Ok, so I finished Londonstani, by Gautam Malkani, last week, and I've been dying to write about it. In contrast to the review in the Independent, I did not find the book contrived - or, rather, yes, it was a little contrived, but it was good. Enjoyable, but not dumb.
I'm kind of having a hard time talking about the book because there is a twist at the end that I can't give away. Suffice it to say that Malkani talks about race and masculinity in a totally sophisticated way - a way that I think Zadie Smith failed miserably to do in On Beauty. (Don't even get me started on On Beauty. I know Zadie Smith is great and all, and I teach White Teeth, but I thought she got academia wrong - or if not wrong, just a "this is how it was at Harvard when I was a visiting writer there and so it must be how it is at all colleges" right - I thought she got American slang/dialect wrong, and I thought she got what it is to be an adolescent male wrong. I don't care if she was nominated for the Booker Prize for the book - and I do see why she was - I found the book irritating and not particularly exceptional, as books go.)

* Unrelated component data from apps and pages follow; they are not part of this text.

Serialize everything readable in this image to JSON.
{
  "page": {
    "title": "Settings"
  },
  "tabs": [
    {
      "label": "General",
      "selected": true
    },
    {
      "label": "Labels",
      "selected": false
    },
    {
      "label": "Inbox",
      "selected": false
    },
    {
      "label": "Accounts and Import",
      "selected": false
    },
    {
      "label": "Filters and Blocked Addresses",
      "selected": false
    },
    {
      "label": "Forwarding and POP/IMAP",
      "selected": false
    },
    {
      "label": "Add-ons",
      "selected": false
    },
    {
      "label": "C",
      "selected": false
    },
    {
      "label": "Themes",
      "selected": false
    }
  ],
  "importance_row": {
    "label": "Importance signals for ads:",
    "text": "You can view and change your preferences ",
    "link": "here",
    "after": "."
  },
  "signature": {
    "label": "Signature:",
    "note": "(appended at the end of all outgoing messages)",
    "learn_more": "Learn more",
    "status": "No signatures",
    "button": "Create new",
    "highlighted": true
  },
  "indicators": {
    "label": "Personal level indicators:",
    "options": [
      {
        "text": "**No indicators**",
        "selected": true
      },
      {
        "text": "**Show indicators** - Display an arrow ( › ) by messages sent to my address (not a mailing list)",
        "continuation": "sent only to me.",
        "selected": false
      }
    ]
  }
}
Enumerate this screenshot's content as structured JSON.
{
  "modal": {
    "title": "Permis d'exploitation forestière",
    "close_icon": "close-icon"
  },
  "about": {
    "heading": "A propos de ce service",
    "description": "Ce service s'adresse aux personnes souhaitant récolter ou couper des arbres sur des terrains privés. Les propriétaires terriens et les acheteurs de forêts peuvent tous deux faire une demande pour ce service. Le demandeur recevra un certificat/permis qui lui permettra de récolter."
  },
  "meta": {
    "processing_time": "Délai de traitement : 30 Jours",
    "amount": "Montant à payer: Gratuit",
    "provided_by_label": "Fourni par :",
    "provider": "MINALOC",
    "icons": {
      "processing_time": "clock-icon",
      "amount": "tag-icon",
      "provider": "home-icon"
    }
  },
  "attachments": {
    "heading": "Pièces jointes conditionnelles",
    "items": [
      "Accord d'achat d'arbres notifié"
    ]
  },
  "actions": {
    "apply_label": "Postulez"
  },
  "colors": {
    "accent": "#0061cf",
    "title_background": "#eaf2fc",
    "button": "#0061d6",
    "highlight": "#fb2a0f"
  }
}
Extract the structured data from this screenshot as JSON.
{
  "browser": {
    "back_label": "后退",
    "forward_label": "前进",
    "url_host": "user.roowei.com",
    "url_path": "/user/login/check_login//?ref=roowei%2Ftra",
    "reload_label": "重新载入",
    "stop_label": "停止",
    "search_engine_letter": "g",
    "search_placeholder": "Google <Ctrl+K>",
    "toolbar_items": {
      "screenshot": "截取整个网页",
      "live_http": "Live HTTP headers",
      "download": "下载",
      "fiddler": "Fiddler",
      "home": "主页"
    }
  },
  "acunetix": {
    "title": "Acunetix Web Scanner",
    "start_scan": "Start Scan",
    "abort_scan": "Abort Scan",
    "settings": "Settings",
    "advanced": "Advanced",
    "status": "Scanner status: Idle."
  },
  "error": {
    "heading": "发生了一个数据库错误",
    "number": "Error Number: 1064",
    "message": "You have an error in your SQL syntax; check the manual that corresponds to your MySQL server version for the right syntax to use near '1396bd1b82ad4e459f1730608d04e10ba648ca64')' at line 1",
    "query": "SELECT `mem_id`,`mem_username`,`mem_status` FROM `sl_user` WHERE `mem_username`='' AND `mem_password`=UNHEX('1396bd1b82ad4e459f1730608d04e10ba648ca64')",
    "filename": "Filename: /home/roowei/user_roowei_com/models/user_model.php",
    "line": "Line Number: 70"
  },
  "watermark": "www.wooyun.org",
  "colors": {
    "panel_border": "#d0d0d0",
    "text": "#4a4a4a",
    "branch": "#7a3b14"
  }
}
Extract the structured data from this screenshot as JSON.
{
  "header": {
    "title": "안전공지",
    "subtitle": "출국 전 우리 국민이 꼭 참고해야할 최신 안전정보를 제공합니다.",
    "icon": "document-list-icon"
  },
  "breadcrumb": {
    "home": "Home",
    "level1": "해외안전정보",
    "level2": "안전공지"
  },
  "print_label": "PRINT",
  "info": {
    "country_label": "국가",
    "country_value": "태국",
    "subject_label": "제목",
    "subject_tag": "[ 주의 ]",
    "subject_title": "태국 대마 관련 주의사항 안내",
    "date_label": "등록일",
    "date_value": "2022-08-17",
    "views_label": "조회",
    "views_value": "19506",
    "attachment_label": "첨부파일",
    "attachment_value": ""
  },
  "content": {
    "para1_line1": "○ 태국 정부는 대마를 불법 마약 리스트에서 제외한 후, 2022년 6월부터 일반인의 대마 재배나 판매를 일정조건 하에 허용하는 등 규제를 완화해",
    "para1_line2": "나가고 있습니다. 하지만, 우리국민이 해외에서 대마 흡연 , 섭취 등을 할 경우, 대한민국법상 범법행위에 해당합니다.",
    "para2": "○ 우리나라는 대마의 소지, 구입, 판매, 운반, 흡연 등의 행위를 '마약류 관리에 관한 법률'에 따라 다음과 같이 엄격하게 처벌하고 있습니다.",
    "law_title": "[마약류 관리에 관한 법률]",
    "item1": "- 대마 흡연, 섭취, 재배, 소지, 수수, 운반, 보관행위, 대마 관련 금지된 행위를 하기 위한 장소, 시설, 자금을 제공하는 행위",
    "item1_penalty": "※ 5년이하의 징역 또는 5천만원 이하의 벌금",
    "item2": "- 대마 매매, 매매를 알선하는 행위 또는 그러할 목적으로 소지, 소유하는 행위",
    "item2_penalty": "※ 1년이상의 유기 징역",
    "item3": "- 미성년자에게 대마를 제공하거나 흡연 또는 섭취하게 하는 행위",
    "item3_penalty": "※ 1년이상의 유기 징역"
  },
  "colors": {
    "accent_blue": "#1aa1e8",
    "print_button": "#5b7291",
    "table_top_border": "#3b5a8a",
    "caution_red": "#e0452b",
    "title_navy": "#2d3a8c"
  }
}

But back to Londonstani. The thing about it is that it is at turns violent (exceptionally so) and immature (the narrator is a 20 year old) and funny and surprising. It's a good story. In the way that books you read when you're a kid are good stories. But it's not just that, because there is some depth to the book, and the way that Malkani interweaves different dialects and pop culture references and religious traditions is complicated and interesting. And so what if it's pretentious or contrived feeling at times? Aren't most books that people pay attention to?
5 years ago